Embodying both the devilish and divine, Brooklyn based goth-folk duo, Charming Disaster, is set to perform at the Wigle Whiskey Barrel House and Beer Garden on 1055 Spring Garden Avenue from 7-9pm on July 27th. This is not Charming Disaster’s first time playing in Pittsburgh, but their return is greatly anticipated from fans and local music lovers alike as they will perform songs from their newest album, Spells and Rituals. In anticipation for their performance, Popular Pittsburgh was able to interview the group to learn more about their musical journey.
Q: How did you first find your way to music?
A: We met at a bar in Brooklyn where Jeff’s other band was playing one night. Ellia struck up a conversation and at some point we decided it would be a good idea to try writing songs together. We were both songwriters and bandleaders of our own large ensembles, but collaborating in this way as songwriters was not a thing either of us had ever done before (or even considered). We’re still not sure where this idea came from.
Q: How has your music evolved since you first began playing?
A: In our live shows we’ve been interested in exploring how much we can do within the limitations of performing as a duo – from singing harmonies, to singing different parts at the same time, to adding foot percussion to our ukulele and guitar playing so we can create a full band musical experience with just two people. In the recording studio we’ve been able to expand the instrumentation and allow for more experimentation with sounds and arrangements, and our albums have gotten increasingly ambitious in terms of rhythmic elements and tonal palettes. Basically our songs get harder and harder to play, which makes us step up our game as musicians
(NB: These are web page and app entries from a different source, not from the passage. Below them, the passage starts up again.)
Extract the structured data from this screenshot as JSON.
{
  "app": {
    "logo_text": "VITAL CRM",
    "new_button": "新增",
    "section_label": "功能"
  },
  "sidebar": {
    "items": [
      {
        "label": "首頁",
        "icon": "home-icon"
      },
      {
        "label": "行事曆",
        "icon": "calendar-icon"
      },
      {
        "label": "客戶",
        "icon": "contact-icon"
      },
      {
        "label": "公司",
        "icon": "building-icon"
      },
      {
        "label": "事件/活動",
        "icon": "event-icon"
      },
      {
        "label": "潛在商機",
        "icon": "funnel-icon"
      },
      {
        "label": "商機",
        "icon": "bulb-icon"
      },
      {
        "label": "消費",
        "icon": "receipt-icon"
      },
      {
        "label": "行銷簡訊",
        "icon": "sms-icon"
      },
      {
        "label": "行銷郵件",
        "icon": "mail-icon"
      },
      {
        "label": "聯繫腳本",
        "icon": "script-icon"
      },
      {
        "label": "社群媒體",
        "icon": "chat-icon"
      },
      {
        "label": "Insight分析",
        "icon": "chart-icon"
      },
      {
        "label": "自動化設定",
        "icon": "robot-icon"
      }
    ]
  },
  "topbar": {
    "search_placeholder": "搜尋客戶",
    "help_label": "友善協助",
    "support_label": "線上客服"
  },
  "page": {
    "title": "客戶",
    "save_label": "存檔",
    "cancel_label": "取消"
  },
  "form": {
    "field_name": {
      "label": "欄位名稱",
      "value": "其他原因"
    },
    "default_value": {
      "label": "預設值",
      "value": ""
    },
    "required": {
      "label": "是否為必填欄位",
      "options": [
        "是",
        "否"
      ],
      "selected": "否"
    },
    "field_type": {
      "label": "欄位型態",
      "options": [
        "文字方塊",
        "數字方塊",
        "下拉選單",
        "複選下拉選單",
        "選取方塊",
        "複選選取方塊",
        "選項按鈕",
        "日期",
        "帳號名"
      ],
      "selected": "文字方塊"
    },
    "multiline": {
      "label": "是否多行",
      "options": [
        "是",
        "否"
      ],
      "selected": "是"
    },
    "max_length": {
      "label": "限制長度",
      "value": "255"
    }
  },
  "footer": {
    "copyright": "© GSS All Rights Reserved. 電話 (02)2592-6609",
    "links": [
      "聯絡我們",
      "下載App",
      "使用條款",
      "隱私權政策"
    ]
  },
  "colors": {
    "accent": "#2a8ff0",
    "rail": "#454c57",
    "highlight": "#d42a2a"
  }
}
Q: What is the story behind your name, Charming Disaster?
A: It’s a description of both what we do (charming disaster like charming a snake) and who we are: light and dark, humorous and macabre, friendly and frightening, blessed and cursed. Are we destined for greatness, or doomed to fulfill a terrible prophecy? Only time will tell.
Q: Your songs are deeply poetic and hauntingly beautiful. On your website, you state that Tim Burton and Edward Gorey serve as your inspiration. How has the artistry of Burton and Gorey influenced your works?
A: We share those artists’ playful approach to dark subject matter, and like them we have a deep appreciation for mordant, macabre humor. We love their visual aesthetics, which are both retro and not specific to any particular time, evoking an imaginary history. We also draw a lot of inspiration from literary sources – everything from comic books to the classics – and other visual artists, from Remedios Varo to Dame Darcy.
Q: This is not your first time performing in Pittsburgh. What is your favorite part of performing in this city? Do you have any favorite spots to visit while you are here?
A: We love going to the Pittsburgh Center for Creative Reuse, where you can find all kinds of treasures and materials to make art out of (we even performed there last time we were in town). The Center for Post-Natural History’s idiosyncratic exhibitions are right up our alley. And we’re hoping to visit either the Bayernhof Museum or Trundle Manor for the first time during this trip.
Q: What is your favorite song to perform?
A: We have a couple of songs where we leave the stage and go out into the audience to interact with people: “Deep in the High” and “Baba Yaga.” Those are the most fun to perform–there’s a real sense of danger that comes with breaking the fourth wall, and the element of chance means nobody knows exactly what will happen next (not even us).
Q: How is your newest album, Spells and Rituals, different from your previous albums?
A: In SPELLS + RITUALS we’re continuing to explore the universe we’ve established in our other albums (Love, Crime & Other Trouble and Cautionary Tales), which is populated by criminals, con artists, circus performers, and mythological beings. Our songwriting has matured, so the new album is more musically sophisticated. It’s a little deeper and darker, like a bar of good chocolate.
Whether you have heard Charming Disaster perform previously or are interested in seeing their perfectly paradoxical music come to life, don’t miss them at Wigle Whisky July 27th. It is also important to mention that they will also appear at the Confluence science fiction / fantasy literary conference on July 26 at 8 pm.